Revamp your garden by digging and prepping it to plant something new and burn over 320 calories an hour doing so. Ashworth says: "Try not to twist your body too much to protect your rotator muscles, and alternate which side you dig to protect your hip joints."
Burn up to 280 calories an hour by squatting for each weed you pull out – remember to engage your glutes for each weed.
Ashworth says: "Always use a long-handled hoe where possible to keep your lumbar spine straight. If you do need to weed at ground level, do it on a kneeling pad to protect your knees and lumbar spine."
Make your movements as wide as possible when pruning by increasing the arc from your start position to your end position. Pruning garden shrubs can burn up to 280 calories an hour.
Ashworth advises: "Do not overreach to protect your shoulders and rotator cuff muscles, try not to look up above your head as this can cause pressure on vital arteries and cervical nerves."
Put maximum energy into raking and seeding the lawn and burn over 125 calories in a half-hour session. Ashworth says: "Do not overreach as this could cause [spinal] problems."
Burn over 570 calories when shovelling garden waste into a wheelbarrow or garden waste bin. Ashworth advises: "Do not overload the shovel, and try to work on alternative sides to prevent lower back pain."
Strengthen and tone your arms and shoulders by pushing a wheelbarrow. Carrying heavy loads in the garden can burn up to 490 calories an hour.
Ashworth says: "Standing upright will protect your lumbar spine and gluteal muscles, do not overfill and make sure the load is even so the muscles of the back are working evenly, otherwise you could cause muscle spasm."
8. Using tools
When using tools to remove weeds, trim hedges and dig plants, perform gardening tasks in the same way as you would in the gym to get maximum benefits. For example, incorporate lunges between each movement etc.
Ashworth advises: "Use the correct equipment for the task, be careful bending, protect your back by bending from the knees."
Balance, strengthen and stabilise your body on props around the garden, such as 'chair leg raises' if you are having a breather on your garden bench, or 'heel-toe walk' along your lawn.
Ashworth notes: "Treat gardening as you would any other form of exercise, warm up by doing stretching exercises."

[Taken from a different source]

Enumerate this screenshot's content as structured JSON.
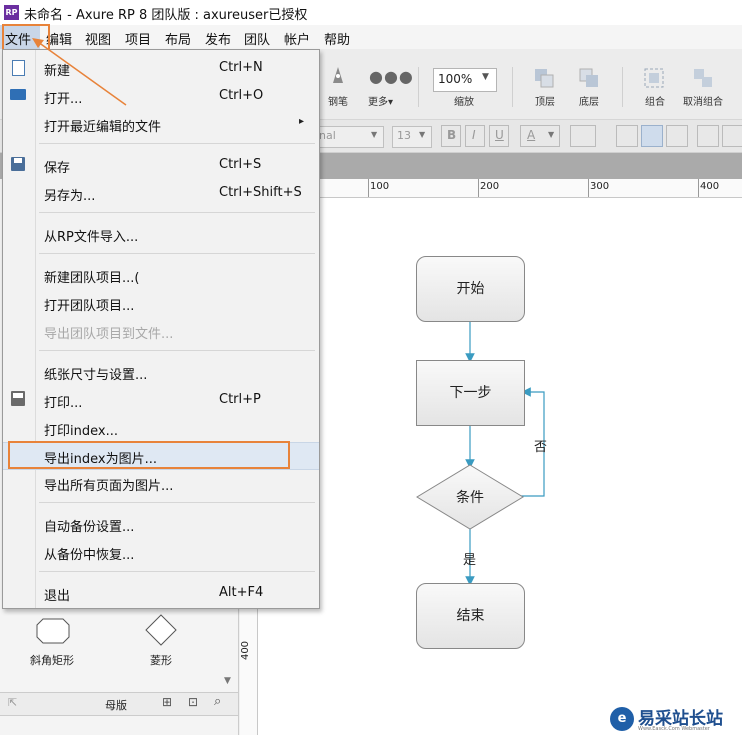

10. Collecting leaves or grass
After your session there will likely be quite a lot to pick up and tidy, including leaves and grass. Ashworth advises: "Always bend from the knees if you are reaching over, if there is a lot to collect in one place, consider doing it on all fours to protect your back."
How can I avoid injury?
Wear the correct clothing and appropriate footwear, no flip-flops, and use protective gloves. Wear a hat if it's sunny and use sunscreen, as well as staying hydrated, says Ashworth.
He adds: "Always check with your GP before undertaking any new form of exercise if you have any pre-existing health conditions, and if you are fit and healthy, don't get carried away.
"Try not to do too much in one session and always ensure you are taking breaks between tasks. If a job is too big, always call an expert – but most of all, enjoy it!"